» Action item
In the listing below, find each line containing "type" and report it.

» Source information

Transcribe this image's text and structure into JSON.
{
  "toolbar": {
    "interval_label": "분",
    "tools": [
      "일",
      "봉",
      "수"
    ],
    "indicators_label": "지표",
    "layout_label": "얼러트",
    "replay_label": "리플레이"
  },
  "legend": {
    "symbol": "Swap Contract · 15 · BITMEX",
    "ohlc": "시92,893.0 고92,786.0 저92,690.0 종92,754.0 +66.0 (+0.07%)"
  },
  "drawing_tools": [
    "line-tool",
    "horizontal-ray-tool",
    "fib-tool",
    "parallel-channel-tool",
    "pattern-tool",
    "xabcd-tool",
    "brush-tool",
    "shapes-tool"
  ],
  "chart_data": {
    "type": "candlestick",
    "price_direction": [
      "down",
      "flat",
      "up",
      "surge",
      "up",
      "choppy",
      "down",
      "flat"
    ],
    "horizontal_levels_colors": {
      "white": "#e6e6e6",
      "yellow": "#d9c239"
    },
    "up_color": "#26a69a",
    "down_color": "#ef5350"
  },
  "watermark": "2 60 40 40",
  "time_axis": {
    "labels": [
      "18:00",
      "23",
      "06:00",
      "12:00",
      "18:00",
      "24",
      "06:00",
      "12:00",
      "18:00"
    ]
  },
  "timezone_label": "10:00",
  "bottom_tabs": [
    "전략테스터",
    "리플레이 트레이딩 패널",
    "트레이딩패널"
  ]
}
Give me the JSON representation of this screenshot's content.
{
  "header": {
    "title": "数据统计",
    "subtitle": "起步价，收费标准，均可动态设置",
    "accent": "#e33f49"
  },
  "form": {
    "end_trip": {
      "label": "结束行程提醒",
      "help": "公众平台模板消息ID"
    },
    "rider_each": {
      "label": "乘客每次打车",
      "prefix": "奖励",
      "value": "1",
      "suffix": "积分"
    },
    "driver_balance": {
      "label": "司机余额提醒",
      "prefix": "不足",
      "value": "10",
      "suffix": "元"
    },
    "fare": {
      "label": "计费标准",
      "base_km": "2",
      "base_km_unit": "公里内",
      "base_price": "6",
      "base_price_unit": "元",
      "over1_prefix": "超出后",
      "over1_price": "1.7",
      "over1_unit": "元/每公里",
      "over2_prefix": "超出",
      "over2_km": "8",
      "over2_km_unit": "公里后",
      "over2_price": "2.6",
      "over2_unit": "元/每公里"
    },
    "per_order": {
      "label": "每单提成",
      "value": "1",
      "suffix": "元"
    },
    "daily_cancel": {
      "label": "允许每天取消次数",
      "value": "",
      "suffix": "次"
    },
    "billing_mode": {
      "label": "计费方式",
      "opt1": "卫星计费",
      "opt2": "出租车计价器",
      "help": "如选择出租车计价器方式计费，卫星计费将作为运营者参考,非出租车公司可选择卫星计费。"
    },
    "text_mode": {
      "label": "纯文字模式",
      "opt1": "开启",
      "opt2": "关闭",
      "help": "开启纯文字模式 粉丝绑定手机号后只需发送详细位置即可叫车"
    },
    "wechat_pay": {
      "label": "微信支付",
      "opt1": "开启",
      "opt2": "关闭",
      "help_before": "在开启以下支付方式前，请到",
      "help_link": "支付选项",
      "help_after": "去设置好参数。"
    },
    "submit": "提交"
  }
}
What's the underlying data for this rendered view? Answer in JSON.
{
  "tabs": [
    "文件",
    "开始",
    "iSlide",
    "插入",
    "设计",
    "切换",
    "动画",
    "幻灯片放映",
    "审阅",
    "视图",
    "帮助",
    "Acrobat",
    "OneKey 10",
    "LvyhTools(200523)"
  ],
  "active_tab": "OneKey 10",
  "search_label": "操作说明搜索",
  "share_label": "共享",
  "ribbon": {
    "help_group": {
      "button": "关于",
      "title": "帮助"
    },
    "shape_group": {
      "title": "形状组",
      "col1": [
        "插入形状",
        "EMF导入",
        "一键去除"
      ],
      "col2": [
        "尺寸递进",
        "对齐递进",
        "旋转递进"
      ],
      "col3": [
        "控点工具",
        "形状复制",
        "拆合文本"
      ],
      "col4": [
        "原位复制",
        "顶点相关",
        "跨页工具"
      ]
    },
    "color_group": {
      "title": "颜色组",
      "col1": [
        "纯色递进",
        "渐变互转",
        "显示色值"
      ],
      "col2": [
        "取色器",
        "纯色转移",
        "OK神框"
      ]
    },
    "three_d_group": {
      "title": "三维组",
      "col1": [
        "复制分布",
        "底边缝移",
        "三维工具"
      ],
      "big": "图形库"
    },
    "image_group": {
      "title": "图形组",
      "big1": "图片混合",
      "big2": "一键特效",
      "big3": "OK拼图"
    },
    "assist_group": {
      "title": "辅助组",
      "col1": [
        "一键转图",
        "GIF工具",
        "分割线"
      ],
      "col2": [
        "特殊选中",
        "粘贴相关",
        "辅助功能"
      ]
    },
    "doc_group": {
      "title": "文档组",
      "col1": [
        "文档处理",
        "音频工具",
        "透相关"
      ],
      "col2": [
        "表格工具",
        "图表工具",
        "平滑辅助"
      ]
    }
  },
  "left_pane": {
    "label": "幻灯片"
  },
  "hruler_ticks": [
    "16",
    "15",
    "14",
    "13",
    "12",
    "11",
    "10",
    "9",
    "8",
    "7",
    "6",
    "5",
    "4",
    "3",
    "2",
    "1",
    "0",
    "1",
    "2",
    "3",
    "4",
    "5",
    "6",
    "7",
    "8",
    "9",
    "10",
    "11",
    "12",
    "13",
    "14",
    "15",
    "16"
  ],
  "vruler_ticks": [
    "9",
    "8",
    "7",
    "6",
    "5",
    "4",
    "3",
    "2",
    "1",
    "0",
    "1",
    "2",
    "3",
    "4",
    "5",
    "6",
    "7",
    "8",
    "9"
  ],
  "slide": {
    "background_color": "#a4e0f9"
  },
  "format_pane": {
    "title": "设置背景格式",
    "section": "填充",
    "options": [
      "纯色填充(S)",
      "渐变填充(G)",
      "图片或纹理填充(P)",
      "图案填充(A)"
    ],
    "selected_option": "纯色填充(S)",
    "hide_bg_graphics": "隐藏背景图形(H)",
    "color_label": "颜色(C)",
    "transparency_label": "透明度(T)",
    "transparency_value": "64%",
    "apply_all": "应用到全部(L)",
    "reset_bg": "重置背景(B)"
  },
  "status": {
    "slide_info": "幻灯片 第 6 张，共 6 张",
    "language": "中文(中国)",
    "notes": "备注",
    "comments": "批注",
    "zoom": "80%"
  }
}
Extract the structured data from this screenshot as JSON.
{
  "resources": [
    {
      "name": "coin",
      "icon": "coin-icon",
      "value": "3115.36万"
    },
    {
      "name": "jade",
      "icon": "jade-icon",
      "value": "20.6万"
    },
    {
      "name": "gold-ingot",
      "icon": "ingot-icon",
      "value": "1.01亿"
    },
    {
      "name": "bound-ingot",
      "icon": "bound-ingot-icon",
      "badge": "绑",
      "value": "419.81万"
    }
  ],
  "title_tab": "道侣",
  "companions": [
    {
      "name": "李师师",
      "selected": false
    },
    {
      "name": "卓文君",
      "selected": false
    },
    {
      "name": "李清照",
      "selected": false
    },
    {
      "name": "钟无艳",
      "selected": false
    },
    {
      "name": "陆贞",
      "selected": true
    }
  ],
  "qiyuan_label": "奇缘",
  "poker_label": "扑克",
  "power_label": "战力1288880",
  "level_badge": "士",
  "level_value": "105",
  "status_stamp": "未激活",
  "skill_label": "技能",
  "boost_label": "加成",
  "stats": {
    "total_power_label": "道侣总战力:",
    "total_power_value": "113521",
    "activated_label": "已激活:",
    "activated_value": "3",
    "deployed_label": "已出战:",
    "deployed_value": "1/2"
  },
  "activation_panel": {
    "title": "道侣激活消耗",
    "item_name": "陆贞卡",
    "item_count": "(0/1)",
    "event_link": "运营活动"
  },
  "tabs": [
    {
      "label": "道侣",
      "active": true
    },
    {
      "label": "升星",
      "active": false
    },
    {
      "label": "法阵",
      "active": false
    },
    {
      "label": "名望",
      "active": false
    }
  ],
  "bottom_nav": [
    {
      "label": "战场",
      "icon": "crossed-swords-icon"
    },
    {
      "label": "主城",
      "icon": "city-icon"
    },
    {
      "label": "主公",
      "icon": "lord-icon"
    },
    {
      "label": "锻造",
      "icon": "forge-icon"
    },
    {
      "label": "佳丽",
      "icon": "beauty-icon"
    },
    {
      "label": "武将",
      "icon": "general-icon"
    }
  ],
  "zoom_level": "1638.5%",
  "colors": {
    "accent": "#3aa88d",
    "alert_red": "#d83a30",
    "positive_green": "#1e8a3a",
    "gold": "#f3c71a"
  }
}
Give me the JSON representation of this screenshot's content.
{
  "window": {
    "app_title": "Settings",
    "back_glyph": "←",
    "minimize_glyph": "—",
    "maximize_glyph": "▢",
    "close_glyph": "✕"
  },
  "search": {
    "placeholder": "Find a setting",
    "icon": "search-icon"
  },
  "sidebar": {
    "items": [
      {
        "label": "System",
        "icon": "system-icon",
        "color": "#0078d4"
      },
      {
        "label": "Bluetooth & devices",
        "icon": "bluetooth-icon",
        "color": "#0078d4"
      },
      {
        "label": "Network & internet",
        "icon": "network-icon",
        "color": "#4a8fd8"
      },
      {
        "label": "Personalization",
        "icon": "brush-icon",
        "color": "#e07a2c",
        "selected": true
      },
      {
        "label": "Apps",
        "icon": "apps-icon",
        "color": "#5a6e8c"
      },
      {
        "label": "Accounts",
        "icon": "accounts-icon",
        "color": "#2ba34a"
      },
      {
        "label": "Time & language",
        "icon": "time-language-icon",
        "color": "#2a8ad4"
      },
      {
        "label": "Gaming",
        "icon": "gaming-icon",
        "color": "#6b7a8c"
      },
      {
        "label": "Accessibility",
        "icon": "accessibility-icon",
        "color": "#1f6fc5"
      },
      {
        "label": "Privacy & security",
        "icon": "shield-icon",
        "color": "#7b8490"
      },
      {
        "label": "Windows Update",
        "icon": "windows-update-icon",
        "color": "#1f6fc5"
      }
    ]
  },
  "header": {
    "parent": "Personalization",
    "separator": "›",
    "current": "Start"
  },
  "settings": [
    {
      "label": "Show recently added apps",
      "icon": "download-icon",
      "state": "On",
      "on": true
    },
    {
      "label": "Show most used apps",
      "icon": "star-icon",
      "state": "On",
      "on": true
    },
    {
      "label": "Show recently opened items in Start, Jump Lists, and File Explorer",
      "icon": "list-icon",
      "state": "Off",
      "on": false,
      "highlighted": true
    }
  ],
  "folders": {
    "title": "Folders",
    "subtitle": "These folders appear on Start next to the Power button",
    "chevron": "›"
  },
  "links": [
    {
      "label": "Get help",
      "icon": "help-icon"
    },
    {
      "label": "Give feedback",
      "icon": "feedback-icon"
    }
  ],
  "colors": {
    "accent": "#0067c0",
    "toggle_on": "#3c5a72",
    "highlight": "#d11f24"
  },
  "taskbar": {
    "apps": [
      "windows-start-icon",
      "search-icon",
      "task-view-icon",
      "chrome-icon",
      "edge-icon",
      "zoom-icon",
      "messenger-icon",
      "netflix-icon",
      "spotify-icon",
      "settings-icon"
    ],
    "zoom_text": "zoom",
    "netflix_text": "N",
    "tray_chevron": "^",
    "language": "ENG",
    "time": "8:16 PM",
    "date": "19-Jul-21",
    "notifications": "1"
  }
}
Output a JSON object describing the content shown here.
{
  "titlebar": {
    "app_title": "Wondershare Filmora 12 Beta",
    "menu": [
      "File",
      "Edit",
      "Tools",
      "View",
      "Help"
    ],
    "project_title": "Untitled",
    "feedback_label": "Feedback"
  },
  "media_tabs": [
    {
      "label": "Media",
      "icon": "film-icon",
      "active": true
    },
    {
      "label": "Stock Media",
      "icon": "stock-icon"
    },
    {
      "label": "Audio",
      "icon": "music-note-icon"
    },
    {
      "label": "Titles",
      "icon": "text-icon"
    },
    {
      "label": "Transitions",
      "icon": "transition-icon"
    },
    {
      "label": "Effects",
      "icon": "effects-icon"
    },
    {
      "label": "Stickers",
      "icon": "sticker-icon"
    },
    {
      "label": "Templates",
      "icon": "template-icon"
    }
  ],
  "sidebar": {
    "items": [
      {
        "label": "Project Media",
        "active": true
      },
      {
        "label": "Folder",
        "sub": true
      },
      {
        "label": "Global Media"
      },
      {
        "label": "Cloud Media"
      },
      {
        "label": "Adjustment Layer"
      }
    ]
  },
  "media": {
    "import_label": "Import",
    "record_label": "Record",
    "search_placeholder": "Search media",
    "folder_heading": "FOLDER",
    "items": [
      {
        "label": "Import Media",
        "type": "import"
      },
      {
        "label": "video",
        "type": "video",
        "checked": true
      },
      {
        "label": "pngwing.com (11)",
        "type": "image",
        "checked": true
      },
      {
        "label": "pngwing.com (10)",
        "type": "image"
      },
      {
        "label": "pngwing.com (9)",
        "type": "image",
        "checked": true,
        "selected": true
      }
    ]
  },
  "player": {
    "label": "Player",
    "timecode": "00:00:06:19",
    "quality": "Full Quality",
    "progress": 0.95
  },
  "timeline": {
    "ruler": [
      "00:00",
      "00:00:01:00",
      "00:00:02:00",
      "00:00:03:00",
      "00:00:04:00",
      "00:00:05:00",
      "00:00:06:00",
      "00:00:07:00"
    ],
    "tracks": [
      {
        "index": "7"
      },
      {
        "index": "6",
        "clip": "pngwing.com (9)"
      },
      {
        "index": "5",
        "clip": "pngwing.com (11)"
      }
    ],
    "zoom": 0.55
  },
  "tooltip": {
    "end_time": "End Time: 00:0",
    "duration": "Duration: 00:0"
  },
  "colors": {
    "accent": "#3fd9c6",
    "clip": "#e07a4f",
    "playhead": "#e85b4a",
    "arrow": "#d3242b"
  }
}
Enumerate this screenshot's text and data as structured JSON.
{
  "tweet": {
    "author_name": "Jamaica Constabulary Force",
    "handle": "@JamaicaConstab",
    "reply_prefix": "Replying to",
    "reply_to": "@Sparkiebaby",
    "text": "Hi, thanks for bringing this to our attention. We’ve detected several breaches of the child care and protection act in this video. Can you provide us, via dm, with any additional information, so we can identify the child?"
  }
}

» Answer to this exercise
    "type": "candlestick",
        "type": "import"
        "type": "video",
        "type": "image",
        "type": "image"
        "type": "image",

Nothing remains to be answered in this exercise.